Implied terms and long term disability

Friday 14th December 2018

In Awan v ICTS UK Limited it was found that a tribunal was wrong to rule that the employer had not breached an implied term of the contract of employment when dismissing an employee who was entitled to long term disability benefit.


Contracts may include express or implied terms. Unsurprisingly, express terms are those that have been specifically agreed by the parties, usually in writing. Terms may also be implied so that the contract reflects the presumed intention of the parties.

Traditionally terms may be implied by custom, conduct, to make the contract operate properly, or where the term to be implied was so obvious that it went without saying that it was what the parties intended.  Implied terms are interpreted by reference to a reasonable individual in the position of the parties at the time the contract was entered into, with the relevant background facts. Implied terms cannot contradict express terms.


Mr Awan was employed by American Airlines (‘AA’) in 1992. His contract contained contractual sick pay, long-term disability benefits, and the right for his employer to dismiss on notice. In 2012 he was signed off work, suffering from depression and a couple of months later his employment contract was transferred to ICTS UK Limited (‘ICTS’). Following the transfer, ICTS changed insurance provider, which resulted in cover being denied in respect of Mr Awan’s long-term disability payments. ICTS opted to pay this for a time, until in 2014 it terminated Mr Awan’s employment on grounds of capability.

Mr Awan brought his claim on grounds of unfair dismissal and unlawful discrimination. It was not disputed that he was disabled, nor that his dismissal arose as a result of that disability.

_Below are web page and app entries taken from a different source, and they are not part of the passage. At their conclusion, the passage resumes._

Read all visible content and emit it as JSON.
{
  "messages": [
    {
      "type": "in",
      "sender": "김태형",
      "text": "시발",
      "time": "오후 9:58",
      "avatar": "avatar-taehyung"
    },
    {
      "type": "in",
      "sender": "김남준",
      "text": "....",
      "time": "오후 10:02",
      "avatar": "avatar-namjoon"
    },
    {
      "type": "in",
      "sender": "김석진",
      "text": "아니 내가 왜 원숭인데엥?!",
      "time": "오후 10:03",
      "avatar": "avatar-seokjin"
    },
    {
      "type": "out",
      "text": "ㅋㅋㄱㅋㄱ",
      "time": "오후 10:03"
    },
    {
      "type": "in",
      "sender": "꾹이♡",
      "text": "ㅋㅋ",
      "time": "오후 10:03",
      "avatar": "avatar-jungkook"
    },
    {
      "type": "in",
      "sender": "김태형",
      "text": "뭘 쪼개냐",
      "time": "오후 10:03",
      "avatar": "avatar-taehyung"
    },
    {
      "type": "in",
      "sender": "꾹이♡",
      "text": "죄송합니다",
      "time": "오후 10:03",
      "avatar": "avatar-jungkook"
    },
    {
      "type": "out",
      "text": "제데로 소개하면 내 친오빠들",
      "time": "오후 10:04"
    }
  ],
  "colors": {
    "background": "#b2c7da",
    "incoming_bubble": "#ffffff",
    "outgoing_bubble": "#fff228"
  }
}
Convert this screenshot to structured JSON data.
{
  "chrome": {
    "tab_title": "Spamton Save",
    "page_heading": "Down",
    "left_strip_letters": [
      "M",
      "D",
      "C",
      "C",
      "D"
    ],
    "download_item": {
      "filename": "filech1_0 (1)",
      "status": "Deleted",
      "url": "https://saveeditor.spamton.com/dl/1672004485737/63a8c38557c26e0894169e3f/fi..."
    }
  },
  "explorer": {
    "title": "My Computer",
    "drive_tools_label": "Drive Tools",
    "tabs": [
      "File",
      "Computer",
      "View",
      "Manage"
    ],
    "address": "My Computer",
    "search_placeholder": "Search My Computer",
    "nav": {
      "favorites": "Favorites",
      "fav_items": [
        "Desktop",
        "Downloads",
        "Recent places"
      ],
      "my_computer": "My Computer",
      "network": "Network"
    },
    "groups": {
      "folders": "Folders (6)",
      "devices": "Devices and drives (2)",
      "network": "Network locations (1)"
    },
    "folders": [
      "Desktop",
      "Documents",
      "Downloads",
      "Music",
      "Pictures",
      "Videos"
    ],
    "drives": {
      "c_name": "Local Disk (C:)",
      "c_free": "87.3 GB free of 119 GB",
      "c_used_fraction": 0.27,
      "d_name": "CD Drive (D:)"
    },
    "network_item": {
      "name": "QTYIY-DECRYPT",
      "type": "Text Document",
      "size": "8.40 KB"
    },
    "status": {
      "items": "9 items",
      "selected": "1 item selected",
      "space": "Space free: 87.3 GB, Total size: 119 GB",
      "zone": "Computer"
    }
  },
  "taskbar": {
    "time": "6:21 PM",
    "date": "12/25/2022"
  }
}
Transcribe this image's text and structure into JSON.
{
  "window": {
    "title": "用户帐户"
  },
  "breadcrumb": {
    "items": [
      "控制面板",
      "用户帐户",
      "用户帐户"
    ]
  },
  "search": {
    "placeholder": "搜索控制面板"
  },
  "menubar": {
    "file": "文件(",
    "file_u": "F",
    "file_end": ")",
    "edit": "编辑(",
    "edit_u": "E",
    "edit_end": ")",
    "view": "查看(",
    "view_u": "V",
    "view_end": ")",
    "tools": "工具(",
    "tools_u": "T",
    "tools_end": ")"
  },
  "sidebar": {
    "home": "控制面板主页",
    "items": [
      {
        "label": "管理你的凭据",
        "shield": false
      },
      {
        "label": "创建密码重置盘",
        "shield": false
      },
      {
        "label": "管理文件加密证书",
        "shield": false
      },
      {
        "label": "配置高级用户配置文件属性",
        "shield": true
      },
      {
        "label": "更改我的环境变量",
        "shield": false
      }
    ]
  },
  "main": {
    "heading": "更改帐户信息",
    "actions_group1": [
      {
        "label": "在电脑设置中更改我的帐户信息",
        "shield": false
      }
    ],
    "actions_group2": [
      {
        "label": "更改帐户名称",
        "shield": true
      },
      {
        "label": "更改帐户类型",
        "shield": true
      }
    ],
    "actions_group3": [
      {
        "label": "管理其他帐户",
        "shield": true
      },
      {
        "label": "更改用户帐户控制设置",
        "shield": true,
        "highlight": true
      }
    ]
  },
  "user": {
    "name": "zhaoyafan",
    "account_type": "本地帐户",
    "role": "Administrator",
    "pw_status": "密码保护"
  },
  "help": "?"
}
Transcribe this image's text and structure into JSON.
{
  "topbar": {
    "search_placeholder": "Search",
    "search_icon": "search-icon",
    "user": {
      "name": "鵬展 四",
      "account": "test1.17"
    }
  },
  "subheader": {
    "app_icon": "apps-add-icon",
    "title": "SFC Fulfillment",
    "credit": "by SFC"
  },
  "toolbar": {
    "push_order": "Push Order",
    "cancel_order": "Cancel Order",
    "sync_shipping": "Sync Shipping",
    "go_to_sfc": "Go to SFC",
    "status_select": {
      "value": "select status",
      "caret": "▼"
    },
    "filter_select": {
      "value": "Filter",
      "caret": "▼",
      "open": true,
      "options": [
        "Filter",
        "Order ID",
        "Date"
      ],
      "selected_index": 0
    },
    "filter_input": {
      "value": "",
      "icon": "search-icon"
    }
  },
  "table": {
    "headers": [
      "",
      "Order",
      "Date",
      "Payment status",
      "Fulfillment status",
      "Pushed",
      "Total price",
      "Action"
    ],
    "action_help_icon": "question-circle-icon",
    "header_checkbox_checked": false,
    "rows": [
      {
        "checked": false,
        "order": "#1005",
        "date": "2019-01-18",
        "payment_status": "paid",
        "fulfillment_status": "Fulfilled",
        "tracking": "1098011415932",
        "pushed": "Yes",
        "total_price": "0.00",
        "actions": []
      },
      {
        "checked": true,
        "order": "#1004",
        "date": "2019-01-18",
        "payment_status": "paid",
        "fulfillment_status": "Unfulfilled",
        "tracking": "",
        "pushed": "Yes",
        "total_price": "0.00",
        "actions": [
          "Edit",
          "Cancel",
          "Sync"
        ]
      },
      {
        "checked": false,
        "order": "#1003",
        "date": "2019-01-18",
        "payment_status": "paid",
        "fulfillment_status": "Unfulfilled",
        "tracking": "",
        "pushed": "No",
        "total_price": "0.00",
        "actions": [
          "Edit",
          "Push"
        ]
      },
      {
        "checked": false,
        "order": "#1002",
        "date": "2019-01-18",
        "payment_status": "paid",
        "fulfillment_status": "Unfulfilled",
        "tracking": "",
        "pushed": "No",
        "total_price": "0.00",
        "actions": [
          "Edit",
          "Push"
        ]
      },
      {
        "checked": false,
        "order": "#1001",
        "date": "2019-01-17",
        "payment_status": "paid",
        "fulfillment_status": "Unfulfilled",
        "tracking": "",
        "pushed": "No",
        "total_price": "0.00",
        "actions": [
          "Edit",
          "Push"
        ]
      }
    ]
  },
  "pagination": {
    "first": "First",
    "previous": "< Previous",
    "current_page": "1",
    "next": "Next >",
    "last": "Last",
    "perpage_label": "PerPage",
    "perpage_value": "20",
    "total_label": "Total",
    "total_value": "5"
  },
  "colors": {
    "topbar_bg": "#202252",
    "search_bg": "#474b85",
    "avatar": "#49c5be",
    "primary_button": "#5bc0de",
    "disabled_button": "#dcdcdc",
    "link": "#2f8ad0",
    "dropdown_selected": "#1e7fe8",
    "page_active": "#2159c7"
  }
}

Decision and comment

The EAT reversed the decision of the tribunal, which had found that ICTS had acted reasonably, and that the dismissal was a proportionate means of achieving a legitimate aim.

The EAT found that there was an implied term which operated to limit the express contractual right to terminate on notice, where doing so would frustrate the contractual entitlement to long-term disability benefits. ICTS had dismissed Mr Awan because he was on long term sickness absence, and in so doing had denied Mr Awan the precise benefits that the contract had intended to provide.

The case highlights that employers ought to be wary of dismissing employees who are claiming contractual long term disability benefits. While encountered less frequently in practice, where an employer intends to grant such benefits consider the following:

  • Incorporate the relevant insurance policy into the employment contract to limit the employer’s obligation to continue payments in the event that the policy stops, or reduces, pay outs.
  • If there are limitations in the policy these should be brought to the employee’s attention and also incorporated.
  • Finally, consider including a right to terminate on grounds of incapacity. Of course, it remains to be seen whether such a clause would be enforceable in light of Awan.